Jennifer Miller

Occupational Health and Safety Lawyer at Bennett Jones LLP
Jennifer Miller's practice is dedicated to significant legal matters involving health and safety in Western Canada.
Jennifer Miller
Tari Hiebert

Tari Hiebert

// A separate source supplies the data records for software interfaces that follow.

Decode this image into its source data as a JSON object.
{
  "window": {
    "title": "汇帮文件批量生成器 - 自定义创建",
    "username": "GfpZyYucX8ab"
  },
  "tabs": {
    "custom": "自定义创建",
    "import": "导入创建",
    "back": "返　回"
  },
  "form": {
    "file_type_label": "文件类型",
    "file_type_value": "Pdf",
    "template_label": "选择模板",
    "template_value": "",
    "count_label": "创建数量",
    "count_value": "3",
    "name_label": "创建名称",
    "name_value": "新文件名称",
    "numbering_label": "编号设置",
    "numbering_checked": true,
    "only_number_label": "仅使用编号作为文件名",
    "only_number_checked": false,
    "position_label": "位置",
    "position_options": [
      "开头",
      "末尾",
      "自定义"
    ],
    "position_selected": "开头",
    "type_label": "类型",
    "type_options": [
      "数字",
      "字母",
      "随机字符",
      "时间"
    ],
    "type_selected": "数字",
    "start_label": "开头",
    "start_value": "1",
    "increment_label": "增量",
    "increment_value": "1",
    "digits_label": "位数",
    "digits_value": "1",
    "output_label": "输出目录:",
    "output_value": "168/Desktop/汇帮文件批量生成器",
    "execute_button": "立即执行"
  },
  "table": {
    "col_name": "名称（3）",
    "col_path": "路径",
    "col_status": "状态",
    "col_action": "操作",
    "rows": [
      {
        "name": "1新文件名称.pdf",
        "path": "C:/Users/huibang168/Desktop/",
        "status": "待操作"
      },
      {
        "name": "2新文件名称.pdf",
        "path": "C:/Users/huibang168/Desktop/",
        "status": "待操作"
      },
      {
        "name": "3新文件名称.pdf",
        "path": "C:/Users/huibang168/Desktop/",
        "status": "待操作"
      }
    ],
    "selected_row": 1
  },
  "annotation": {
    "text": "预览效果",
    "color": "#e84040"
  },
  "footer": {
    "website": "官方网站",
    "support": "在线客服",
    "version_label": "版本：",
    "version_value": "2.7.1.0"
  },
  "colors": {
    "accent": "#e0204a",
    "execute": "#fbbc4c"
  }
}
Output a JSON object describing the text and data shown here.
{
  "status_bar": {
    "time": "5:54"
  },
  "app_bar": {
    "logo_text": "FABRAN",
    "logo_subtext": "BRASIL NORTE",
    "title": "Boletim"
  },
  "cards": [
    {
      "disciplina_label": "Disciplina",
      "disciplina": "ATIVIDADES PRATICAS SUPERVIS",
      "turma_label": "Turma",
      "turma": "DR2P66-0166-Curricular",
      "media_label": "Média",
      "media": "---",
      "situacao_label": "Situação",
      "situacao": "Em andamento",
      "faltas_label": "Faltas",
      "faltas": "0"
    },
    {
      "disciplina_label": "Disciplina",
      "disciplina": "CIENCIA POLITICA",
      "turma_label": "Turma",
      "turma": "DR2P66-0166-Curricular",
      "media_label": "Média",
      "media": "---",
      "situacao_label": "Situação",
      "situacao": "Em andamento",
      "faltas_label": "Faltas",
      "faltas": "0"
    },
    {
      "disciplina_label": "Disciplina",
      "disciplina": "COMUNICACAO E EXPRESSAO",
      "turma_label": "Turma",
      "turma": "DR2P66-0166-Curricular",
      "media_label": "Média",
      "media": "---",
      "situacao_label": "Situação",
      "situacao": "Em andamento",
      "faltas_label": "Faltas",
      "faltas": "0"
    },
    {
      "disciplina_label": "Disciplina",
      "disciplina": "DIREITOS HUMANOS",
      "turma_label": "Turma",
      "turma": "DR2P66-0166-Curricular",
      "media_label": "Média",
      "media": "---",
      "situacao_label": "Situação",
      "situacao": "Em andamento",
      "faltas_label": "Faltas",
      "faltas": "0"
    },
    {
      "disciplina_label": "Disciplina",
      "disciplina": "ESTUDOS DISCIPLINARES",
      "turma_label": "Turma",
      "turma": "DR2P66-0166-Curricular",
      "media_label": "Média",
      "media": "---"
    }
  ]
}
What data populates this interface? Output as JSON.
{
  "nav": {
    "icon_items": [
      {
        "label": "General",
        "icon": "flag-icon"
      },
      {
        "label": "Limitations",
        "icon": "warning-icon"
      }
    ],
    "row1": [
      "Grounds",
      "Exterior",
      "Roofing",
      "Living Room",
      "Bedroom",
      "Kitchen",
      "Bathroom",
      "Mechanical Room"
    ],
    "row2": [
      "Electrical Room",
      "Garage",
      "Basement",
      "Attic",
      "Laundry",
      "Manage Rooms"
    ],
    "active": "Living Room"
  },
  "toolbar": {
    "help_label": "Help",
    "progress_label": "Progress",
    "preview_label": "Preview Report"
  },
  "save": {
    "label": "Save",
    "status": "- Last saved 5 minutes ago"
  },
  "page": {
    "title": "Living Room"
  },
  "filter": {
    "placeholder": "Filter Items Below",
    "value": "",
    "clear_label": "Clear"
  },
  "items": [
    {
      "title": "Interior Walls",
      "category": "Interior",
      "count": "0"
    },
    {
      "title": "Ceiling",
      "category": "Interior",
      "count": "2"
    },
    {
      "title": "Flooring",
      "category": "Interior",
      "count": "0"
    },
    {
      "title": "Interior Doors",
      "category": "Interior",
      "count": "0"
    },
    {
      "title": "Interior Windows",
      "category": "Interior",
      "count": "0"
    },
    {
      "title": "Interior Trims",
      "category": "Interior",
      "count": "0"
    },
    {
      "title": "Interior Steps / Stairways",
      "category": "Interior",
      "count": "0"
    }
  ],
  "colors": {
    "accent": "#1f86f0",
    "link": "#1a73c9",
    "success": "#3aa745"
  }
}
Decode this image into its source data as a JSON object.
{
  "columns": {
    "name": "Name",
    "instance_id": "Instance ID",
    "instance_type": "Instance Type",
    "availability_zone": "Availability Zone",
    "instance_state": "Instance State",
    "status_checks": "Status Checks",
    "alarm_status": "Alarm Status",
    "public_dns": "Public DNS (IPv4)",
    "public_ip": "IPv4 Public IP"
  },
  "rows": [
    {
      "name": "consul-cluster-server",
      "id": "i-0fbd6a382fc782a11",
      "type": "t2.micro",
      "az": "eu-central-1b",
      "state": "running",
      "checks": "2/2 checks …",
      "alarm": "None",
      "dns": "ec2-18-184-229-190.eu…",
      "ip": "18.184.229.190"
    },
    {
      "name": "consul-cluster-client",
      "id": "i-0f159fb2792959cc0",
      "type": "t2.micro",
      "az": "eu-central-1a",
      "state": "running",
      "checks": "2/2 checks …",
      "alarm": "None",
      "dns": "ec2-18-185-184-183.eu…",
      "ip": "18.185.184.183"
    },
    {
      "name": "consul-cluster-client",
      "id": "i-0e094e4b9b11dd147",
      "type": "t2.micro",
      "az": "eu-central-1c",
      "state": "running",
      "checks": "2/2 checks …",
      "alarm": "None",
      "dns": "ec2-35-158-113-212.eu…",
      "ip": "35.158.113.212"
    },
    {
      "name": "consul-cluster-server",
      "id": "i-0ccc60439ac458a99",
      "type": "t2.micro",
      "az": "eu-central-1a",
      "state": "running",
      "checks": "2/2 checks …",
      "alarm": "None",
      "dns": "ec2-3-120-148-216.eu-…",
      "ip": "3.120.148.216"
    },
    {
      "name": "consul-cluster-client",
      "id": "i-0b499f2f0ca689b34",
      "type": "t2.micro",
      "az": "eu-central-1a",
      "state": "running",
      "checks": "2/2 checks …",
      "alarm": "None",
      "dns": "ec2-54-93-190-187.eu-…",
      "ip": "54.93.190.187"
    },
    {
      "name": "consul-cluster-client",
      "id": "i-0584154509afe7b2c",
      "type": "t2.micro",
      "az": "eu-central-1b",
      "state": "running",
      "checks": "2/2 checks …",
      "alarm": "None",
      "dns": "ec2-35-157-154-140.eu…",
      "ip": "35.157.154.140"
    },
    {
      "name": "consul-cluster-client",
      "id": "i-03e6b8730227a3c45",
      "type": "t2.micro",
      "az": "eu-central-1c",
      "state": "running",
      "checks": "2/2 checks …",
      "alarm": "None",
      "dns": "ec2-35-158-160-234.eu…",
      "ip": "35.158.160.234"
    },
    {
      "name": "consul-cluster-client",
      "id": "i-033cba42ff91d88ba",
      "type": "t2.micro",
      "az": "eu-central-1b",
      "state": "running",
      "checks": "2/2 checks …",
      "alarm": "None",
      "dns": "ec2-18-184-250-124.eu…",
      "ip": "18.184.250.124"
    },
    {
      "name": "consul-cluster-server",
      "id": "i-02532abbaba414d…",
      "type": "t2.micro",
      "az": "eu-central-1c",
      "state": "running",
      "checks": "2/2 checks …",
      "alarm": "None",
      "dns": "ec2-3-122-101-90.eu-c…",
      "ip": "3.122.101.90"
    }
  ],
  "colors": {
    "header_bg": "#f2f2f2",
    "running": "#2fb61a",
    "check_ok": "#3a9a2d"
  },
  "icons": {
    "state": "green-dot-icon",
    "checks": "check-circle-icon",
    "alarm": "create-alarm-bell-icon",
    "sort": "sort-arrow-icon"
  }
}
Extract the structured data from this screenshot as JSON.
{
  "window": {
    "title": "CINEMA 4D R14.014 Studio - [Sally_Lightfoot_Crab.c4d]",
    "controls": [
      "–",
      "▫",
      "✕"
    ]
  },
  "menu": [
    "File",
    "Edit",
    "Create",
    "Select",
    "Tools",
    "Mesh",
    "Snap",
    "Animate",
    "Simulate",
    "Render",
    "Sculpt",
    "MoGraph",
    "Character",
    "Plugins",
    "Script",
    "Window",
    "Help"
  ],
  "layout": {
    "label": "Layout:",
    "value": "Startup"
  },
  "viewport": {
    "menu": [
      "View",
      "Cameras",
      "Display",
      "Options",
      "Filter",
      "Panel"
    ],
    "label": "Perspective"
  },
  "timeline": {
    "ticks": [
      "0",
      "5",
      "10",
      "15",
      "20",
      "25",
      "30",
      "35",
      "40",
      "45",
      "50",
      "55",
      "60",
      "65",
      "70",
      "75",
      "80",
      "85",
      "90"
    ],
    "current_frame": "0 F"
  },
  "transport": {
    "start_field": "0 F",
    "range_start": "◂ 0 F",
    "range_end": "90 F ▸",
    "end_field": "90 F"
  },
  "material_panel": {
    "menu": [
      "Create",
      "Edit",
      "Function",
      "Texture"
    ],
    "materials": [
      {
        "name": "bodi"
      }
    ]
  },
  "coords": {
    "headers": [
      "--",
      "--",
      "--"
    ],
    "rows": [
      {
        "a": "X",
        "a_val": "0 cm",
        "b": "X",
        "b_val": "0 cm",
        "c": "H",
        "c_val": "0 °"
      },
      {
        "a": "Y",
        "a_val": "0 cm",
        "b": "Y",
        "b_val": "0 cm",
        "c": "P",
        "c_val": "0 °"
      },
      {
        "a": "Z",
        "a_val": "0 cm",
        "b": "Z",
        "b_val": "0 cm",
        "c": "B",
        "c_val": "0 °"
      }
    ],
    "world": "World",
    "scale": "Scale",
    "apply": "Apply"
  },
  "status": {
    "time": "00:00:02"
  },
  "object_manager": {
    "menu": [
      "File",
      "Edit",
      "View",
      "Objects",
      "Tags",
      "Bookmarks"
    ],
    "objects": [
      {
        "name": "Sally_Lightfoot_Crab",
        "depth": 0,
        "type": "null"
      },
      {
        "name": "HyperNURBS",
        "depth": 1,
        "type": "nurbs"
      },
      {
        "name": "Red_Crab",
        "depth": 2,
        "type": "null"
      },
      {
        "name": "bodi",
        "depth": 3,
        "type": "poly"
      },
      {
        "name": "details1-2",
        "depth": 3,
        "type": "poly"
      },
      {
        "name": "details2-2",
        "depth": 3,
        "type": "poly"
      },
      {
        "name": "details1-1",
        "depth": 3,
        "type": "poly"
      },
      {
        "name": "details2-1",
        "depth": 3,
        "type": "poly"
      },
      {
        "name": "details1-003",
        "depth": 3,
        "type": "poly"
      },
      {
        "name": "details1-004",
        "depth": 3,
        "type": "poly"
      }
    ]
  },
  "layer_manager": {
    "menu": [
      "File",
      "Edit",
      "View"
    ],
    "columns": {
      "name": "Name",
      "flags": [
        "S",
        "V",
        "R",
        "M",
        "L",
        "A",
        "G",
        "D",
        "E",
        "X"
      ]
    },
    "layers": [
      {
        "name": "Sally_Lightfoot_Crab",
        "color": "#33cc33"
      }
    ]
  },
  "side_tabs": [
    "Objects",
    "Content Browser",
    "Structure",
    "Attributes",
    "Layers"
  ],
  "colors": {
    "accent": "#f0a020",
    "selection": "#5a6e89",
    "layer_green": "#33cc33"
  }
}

Litigation and Occupational Health and Safety Lawyer at Bennett Jones LLP
Tari Hiebert has a general litigation practice, with an emphasis on occupational health and safety (OHS) law and advising clients in the energy sectors on multi-jurisdictional compliance with regulatory requirements.
Tari Hiebert